- Opportunities: 1) unprecedented capability of mankind to sense and monitor the status of the real world (including people's thoughts) will produce zettabytes of data per month in few decades. 2) unprecedented capability to extract information and knowledge (actionable information) from big data and to effectively share it worldwide will allow to inform better decision at all levels (local, global, individual, states, organisations, etc.). The society at large will benefit from this.
- Challenges: it will be more and more challenging for people to store and digest such a wealth of information in all formats, languages and styles. There will be an increasing risk of information overload; people will no longer be able to appraise the relevance and usefulness of information.
Trust and Privacy
- Challenges: 1) in the hyper-connected society of 2030 it will not be straightforward to "log out and disappear from internet eyes". As we will be connected though thousands of different devices at the same time using multiple physical means, disconnecting such a complex set of devices will require the full orchestration of the underlying connectivity fabric. 2) Similarly, the right to be forgotten as a main right of the future internet may not be guaranteed. 3) The lack of trust in social networks may also be a major barrier to human interaction. 4) Ensuring an appropriate balance between trust and privacy in social interactions, as well as the appropriate balance between right to privacy and right of organisations and states to secure their physical spaces. 5) The risk of bypassing fundamental rules thanks to our increased capability to gather personal data, including thoughts and opinions. 6) The need to look after individuals in a world of big data.

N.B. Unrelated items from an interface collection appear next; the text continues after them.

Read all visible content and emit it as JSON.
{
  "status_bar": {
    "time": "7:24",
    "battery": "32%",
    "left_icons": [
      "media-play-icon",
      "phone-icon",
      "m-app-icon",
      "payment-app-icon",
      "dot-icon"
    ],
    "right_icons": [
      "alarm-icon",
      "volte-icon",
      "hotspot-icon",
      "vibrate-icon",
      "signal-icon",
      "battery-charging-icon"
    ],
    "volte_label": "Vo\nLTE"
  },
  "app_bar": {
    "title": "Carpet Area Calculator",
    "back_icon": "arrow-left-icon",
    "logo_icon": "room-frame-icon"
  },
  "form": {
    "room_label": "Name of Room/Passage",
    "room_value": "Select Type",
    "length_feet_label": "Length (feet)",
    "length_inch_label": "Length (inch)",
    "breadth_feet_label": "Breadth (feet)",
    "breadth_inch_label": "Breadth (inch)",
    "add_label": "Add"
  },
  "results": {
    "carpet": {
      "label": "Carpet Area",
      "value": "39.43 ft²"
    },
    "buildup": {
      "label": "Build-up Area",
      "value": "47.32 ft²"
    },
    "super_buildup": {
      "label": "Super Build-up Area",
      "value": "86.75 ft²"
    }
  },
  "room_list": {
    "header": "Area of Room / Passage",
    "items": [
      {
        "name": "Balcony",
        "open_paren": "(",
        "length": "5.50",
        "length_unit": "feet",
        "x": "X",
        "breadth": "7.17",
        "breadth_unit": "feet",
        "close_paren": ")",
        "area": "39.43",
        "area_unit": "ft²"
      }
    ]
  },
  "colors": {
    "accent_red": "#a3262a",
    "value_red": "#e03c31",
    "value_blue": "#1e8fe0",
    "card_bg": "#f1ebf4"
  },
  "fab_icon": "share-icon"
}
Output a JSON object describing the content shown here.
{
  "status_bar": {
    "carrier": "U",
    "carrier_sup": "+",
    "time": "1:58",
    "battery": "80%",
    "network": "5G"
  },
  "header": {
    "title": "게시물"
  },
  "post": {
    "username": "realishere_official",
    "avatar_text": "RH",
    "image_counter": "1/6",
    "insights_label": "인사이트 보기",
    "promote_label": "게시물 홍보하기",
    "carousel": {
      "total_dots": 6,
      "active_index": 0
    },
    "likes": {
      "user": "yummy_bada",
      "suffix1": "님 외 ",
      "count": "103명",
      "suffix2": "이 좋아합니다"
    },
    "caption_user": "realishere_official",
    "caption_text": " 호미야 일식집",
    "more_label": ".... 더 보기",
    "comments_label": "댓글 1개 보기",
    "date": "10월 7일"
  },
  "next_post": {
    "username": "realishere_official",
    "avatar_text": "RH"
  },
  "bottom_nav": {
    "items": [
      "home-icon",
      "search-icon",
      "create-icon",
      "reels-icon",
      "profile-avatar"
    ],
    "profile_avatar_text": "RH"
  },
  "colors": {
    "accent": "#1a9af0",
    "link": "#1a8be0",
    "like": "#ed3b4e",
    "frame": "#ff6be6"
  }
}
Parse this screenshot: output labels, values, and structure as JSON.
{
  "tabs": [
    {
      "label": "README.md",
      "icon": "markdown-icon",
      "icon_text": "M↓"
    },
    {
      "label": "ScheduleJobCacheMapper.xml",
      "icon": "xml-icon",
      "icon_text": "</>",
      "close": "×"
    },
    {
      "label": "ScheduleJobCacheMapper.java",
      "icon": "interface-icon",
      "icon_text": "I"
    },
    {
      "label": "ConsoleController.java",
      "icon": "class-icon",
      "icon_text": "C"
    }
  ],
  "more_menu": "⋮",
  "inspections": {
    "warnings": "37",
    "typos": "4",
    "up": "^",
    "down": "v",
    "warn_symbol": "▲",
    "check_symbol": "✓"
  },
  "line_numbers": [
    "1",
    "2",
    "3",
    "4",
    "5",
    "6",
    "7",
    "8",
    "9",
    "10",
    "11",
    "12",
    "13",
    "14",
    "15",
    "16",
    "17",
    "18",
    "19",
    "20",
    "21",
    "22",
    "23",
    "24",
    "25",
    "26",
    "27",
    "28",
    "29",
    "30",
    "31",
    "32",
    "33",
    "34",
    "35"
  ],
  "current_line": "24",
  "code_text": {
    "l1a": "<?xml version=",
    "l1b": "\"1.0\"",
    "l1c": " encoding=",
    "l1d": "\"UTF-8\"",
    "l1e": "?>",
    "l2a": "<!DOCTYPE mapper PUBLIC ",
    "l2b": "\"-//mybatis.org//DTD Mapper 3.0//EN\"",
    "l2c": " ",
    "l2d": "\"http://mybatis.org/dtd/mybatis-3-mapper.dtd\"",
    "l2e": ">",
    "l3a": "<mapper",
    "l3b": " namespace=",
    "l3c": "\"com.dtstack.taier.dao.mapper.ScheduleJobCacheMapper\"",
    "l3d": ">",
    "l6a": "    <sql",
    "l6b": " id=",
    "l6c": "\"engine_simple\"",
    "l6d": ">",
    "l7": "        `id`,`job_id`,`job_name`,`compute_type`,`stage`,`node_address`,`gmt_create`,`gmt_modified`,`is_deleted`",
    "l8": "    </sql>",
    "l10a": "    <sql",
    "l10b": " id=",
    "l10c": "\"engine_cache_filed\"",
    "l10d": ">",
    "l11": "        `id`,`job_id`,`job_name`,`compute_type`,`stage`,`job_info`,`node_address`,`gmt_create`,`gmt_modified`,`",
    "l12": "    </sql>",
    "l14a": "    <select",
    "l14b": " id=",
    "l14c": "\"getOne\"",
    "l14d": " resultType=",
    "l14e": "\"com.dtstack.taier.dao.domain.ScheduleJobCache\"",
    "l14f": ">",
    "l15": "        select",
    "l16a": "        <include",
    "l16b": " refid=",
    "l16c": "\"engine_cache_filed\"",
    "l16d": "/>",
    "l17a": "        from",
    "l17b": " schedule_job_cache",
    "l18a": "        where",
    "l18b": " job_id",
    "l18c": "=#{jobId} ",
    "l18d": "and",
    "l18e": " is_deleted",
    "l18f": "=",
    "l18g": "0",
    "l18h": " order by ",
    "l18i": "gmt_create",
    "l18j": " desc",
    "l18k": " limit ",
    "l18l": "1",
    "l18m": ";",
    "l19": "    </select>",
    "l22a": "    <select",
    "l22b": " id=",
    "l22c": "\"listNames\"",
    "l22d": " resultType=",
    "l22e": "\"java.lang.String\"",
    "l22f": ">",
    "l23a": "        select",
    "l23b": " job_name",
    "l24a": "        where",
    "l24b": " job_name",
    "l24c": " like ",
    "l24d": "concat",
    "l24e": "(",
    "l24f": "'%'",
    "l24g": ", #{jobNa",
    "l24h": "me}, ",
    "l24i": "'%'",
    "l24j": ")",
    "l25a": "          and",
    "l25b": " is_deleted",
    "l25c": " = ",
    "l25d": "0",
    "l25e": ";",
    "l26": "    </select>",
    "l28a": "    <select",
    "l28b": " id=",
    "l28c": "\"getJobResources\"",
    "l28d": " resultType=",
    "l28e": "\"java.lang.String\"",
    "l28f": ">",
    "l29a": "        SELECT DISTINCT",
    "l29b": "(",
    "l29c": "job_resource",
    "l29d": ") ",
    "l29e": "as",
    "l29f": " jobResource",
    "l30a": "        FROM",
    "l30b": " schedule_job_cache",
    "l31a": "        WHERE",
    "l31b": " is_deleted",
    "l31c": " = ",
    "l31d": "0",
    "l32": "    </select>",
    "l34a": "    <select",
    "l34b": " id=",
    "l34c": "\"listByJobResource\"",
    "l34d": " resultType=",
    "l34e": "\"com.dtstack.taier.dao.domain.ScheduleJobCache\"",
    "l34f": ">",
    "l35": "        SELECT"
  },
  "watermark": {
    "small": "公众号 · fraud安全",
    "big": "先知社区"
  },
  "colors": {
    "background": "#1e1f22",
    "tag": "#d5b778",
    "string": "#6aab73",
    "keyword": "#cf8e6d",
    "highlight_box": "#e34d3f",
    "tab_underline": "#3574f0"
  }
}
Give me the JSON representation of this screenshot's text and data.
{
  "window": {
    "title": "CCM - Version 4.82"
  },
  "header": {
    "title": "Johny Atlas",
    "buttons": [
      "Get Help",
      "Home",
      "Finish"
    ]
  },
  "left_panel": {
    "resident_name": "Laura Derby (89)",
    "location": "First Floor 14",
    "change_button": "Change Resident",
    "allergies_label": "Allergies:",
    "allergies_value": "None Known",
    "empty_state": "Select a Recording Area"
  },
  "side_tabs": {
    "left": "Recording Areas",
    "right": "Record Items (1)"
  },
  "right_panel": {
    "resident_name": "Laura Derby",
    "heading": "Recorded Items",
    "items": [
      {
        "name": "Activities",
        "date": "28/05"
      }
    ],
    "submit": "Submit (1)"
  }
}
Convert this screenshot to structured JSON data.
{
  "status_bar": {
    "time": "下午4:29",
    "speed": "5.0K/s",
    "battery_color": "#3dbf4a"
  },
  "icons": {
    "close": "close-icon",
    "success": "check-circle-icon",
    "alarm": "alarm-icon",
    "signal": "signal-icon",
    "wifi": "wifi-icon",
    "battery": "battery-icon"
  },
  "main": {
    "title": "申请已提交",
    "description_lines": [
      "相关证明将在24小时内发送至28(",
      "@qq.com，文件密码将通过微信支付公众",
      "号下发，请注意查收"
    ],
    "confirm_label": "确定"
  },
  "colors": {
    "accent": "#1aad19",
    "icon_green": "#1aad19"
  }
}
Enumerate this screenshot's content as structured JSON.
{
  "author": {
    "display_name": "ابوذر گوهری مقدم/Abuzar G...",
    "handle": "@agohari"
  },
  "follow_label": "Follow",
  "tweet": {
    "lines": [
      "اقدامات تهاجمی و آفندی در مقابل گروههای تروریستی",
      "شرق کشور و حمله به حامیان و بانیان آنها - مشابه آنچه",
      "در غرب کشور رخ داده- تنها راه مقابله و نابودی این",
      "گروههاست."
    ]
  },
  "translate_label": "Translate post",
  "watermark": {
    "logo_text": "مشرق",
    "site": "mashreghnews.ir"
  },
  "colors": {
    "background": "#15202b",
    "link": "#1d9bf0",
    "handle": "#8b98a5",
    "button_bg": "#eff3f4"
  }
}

- Opportunities: progress in encryption (e.g. quantum encryption) will allow people to hide/encrypt themselves and their digital shadow, and therefore to realise the right to be forgotten or to log out and disconnect.
- Challenges: 1) The risk to homogenise cultures and societies in the hyper-connected global world of tomorrow. 2) the need to adapt the societal protocols (between and across individuals, organisations and states) to reflect the new level of empowerment through the internet
- Opportunities: 1) Valuing creativity and talent of individuals in the digital space, contributing to the emerging digital culture. 2) Be always reachable and this never alone, be always connected with others to multiply the network effect of being social. 3) Be able to connect with people with special needs (disabled, elderly, sick, children, workers, etc.) and assist them as necessary. 4) Achieve a fully transparent society where decisions than matter to all are taken in a transparent and democratic way. 4)
- Opportunities: 1) Freedom for nothings, value for money. 2) Customisation and personalisation. 3) Alternative energy enabled by internet providing new innovation opportunities; 4) Hyper-connected research capacities enhance ease networked innovation
- Challenges: 1) breaking traditional business models with consequent risks for traditional business actors. 2) impacts on traditional economic models with a consequent reversal of roles and powers
Governance and Power/ Rules and Laws
- Challenges: 1) reconcile national Interest vs. international/global interest when dealing issues with global or regional scope. 2) Adapt the pace of development of technology to the capacity of the society to absorb , digest and use the technologies, 3) Regulatory and legal constraints limiting the beliefs of technological progress. 4) Regulate privacy protection, security, always-on man-machine connectivity
- Opportunities: 1) Achieve a global partnerships agreement about security and protection of the internet. 2) Better understand people behaviours and lifestyles.
- Challenges: 1) Making virtual meetings real (mixed reality experiences with full immersion of senses). 2) Loss of human connection, traditional standard work/social conditions, over hominization; physical contacts erased. 3) Development and take-up of complex equipment for virtual presence
- Opportunities: 1) 100% realistic virtual meetings with deeper and more intimate communication and interactions. 2) Seamless interaction with machines
What needs to be done / how do we overcome the challenges and realise the opportunities